The complex restoration path has revealed useful elements to reconstruct the original internal modulation of the ecclesiastical building. The architect Emanuele Fidone and the art historian Marco Rosario Nobile (influential voice of the project), have speculated, through the structure of the outer walls and the discovery of three major keystones, an articulation of the nave to three large square spans with cross vaults, communicating on the right side with the lateral chapels. In one of the keystones there is the representation of St. Bernardino of Siena, who seems to bear the date 1525. Today little remains of the interior decoration. A significant discovery, made during the restoration, is that concerning the admirable fresco of the Madonna surrounded by saints in prayer, attributable to the early stages of construction and placed in the chapel to the left of the nave for those who enter. The restoration after the earthquake of 1613 date back to the first decades of the seventeenth century, made at the behest of Count Giovanni Alfonso Enriquez. It is learned in fact that in 1625 the Enriquez family visited the complex and the count, faithful to the will of their ancestors, bestowed a large sum for the recon- struction. The actions were immediate and, as mentioned by Carrafa, the date 1625 is engraved in some archivolts. The earthquake of 1693 was certainly the most catastrophic, but the lack of historical and archival information did not allow reconstructing the details of the damage that the building underwent. In eighteenth-century rebuilding the nave was radically transformed according to the tastes of the Baroque style, that prevailed in the island: the longitudinal openings that gave access to the ancient chapels were stopped up to give space to new altars and access to the chapels was made viable through a corridor, that still today passes through them transversely. The new configuration of the nave involved for first the scanning of the longitudinal walls with altars and paired Corinthian pilasters, second the transformation of the straight chorus that became semi-circular, then the construction of a endonarthex to support the choir and a new roof with a light barrel vault with lunettes. A restoration project for the recovery of the complex, long abandoned, was only launched in 1990, with the creation of new coverings for the side chapels and the basilica room of the church.
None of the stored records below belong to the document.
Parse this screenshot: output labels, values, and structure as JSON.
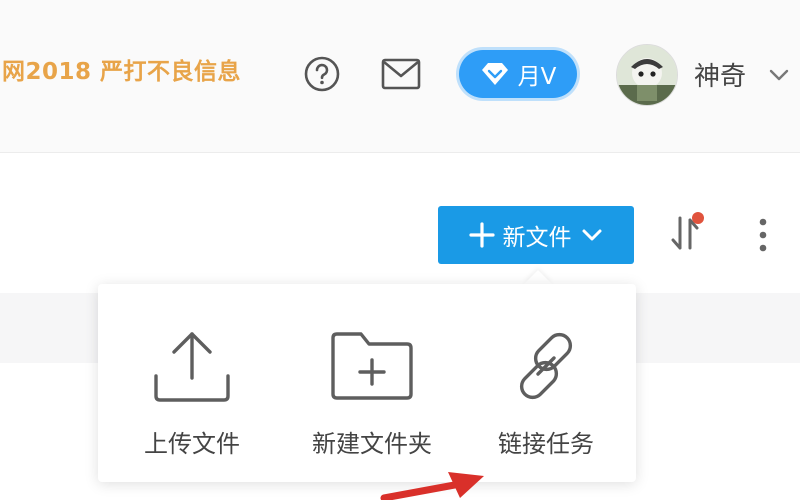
{
  "header": {
    "notice_text": "网2018 严打不良信息",
    "vip_label": "月V",
    "username": "神奇",
    "icons": {
      "help": "question-circle-icon",
      "mail": "envelope-icon",
      "vip": "diamond-icon",
      "user_menu": "chevron-down-icon"
    }
  },
  "toolbar": {
    "new_file_label": "新文件",
    "icons": {
      "new_file_plus": "plus-icon",
      "new_file_caret": "chevron-down-icon",
      "sort": "sort-icon",
      "more": "more-vertical-icon"
    }
  },
  "dropdown": {
    "items": [
      {
        "label": "上传文件",
        "icon": "upload-icon"
      },
      {
        "label": "新建文件夹",
        "icon": "folder-plus-icon"
      },
      {
        "label": "链接任务",
        "icon": "link-icon"
      }
    ]
  },
  "colors": {
    "notice": "#e8a449",
    "vip_badge": "#2e9df7",
    "primary_button": "#1a9ae6",
    "badge_dot": "#e0533d",
    "annotation_arrow": "#d9302a"
  }
}
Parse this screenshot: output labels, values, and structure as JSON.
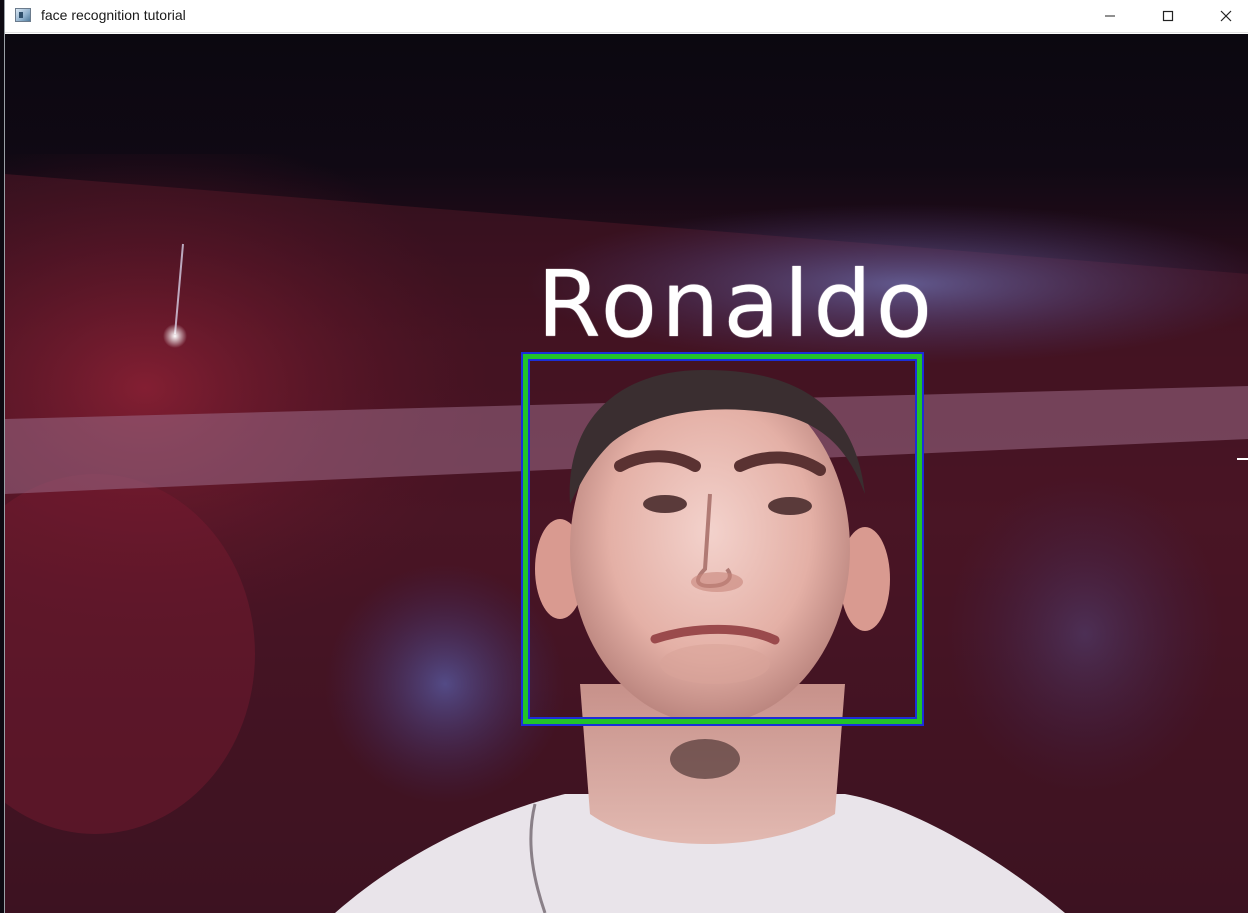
{
  "window": {
    "title": "face recognition tutorial",
    "icon": "app-window-icon",
    "controls": {
      "minimize_icon": "minimize-icon",
      "maximize_icon": "maximize-icon",
      "close_icon": "close-icon"
    }
  },
  "video": {
    "detection": {
      "label": "Ronaldo",
      "box_color": "#22c32a",
      "box_outline_color": "#1c2fd9",
      "label_color": "#ffffff"
    }
  }
}
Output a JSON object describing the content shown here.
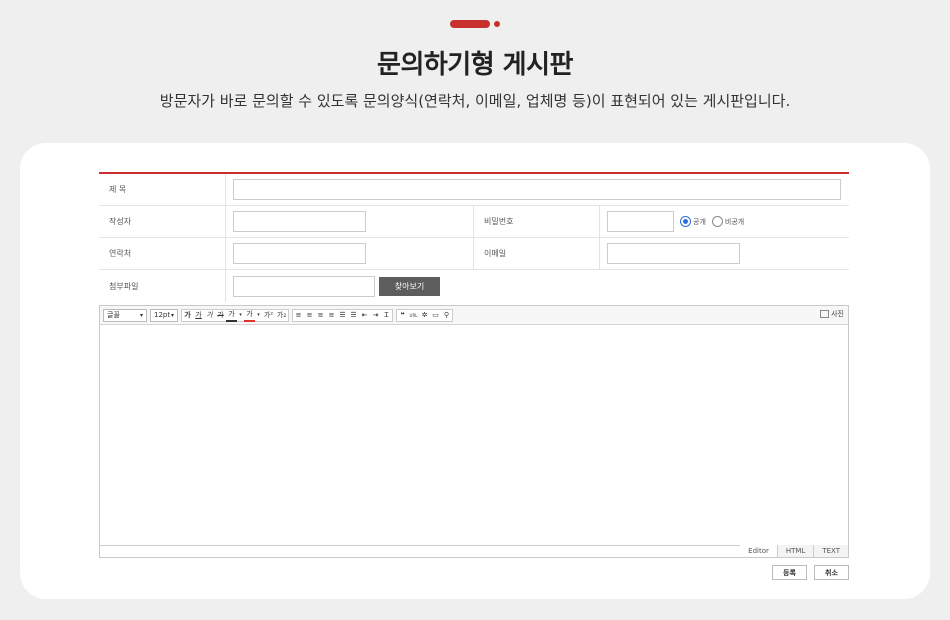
{
  "header": {
    "title": "문의하기형 게시판",
    "subtitle": "방문자가 바로 문의할 수 있도록 문의양식(연락처, 이메일, 업체명 등)이 표현되어 있는 게시판입니다.",
    "accent_color": "#c8302e"
  },
  "form": {
    "subject_label": "제 목",
    "subject_value": "",
    "author_label": "작성자",
    "author_value": "",
    "password_label": "비밀번호",
    "password_value": "",
    "visibility": {
      "public_label": "공개",
      "private_label": "비공개",
      "selected": "public"
    },
    "contact_label": "연락처",
    "contact_value": "",
    "email_label": "이메일",
    "email_value": "",
    "attachment_label": "첨부파일",
    "attachment_value": "",
    "browse_label": "찾아보기"
  },
  "editor": {
    "font_select": "글꼴",
    "size_select": "12pt",
    "format_buttons": [
      {
        "label": "가",
        "icon": "bold-icon"
      },
      {
        "label": "가",
        "icon": "underline-icon"
      },
      {
        "label": "가",
        "icon": "italic-icon"
      },
      {
        "label": "가",
        "icon": "strikethrough-icon"
      },
      {
        "label": "가",
        "icon": "font-color-icon"
      },
      {
        "label": "가",
        "icon": "highlight-icon"
      },
      {
        "label": "가²",
        "icon": "superscript-icon"
      },
      {
        "label": "가₂",
        "icon": "subscript-icon"
      }
    ],
    "photo_label": "사진",
    "tabs": [
      "Editor",
      "HTML",
      "TEXT"
    ],
    "active_tab": "Editor"
  },
  "actions": {
    "submit_label": "등록",
    "cancel_label": "취소"
  }
}
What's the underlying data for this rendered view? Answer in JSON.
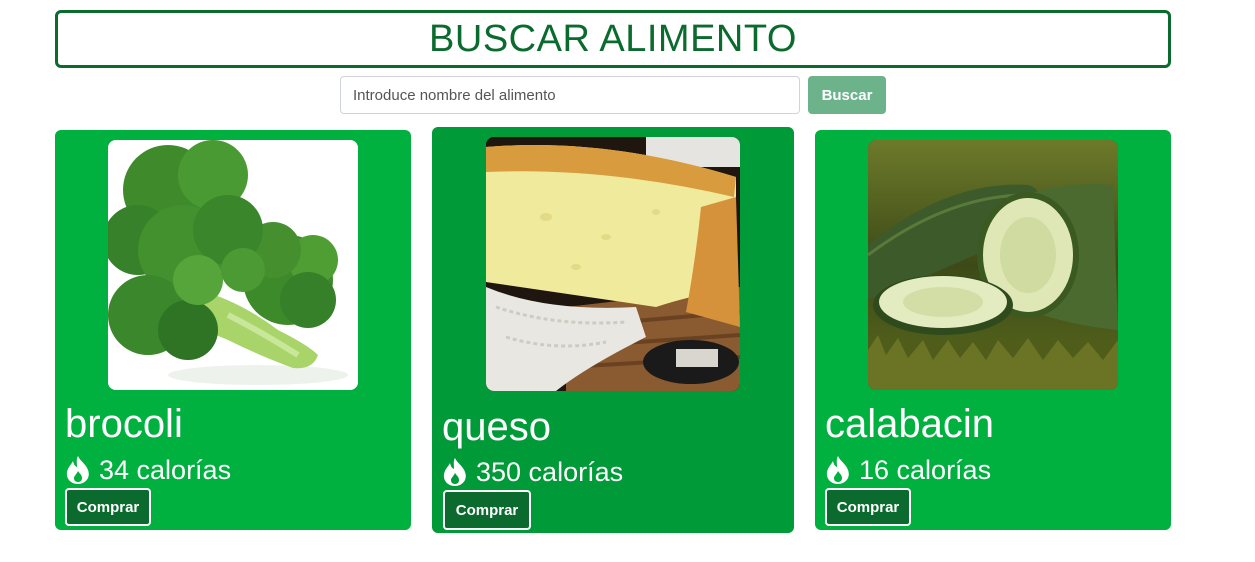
{
  "header": {
    "title": "BUSCAR ALIMENTO"
  },
  "search": {
    "placeholder": "Introduce nombre del alimento",
    "value": "",
    "button_label": "Buscar"
  },
  "foods": [
    {
      "name": "brocoli",
      "calories": "34 calorías",
      "buy_label": "Comprar",
      "image": "broccoli-photo"
    },
    {
      "name": "queso",
      "calories": "350 calorías",
      "buy_label": "Comprar",
      "image": "cheese-photo"
    },
    {
      "name": "calabacin",
      "calories": "16 calorías",
      "buy_label": "Comprar",
      "image": "zucchini-photo"
    }
  ],
  "colors": {
    "title_green": "#0b6b2e",
    "card_green": "#00b140",
    "card_hover_green": "#009a38",
    "button_dark_green": "#0b6b2e",
    "search_button": "#6cb38c"
  },
  "icons": {
    "calories": "fire-icon"
  }
}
In 2005, was carried out the restoration of the church and the recovery of the cloister.


The only two elements of the old late Gothic structure, preserved in time, are the façade and the cloister. Of singular beauty and workmanship, the facade, refers the beginning of the sixteenth century, is characterized by ogival splayed portal and a magnificent decoration of plant and animal elements, noble shields and iconographies that refer to the Order of Minor Friars. Two elegant single-light windows of Moorish style, different from each other, stand out symmetrically on either side of the count’s coat of arms, now no longer legible. On the stringcourse, there is a rose window, now reduced to oculus, and ultimately, the contemporary to the facade, resists the solid bell tower on the left side of the prospectus.


The same ornamental elegance is found in the cloister with a double set of arches dating back to the first decades of the sixteenth century that refers to the Arab-Norman style. The first set is marked by monolithic columns of limestone all different, drums and capitals are finely decorated and given back its original beauty despite the profound alteration due to the prison needs. The cover shows a modulation of square spans with a cross vault. Octagonal pillars and a wooden roof characterize the second set.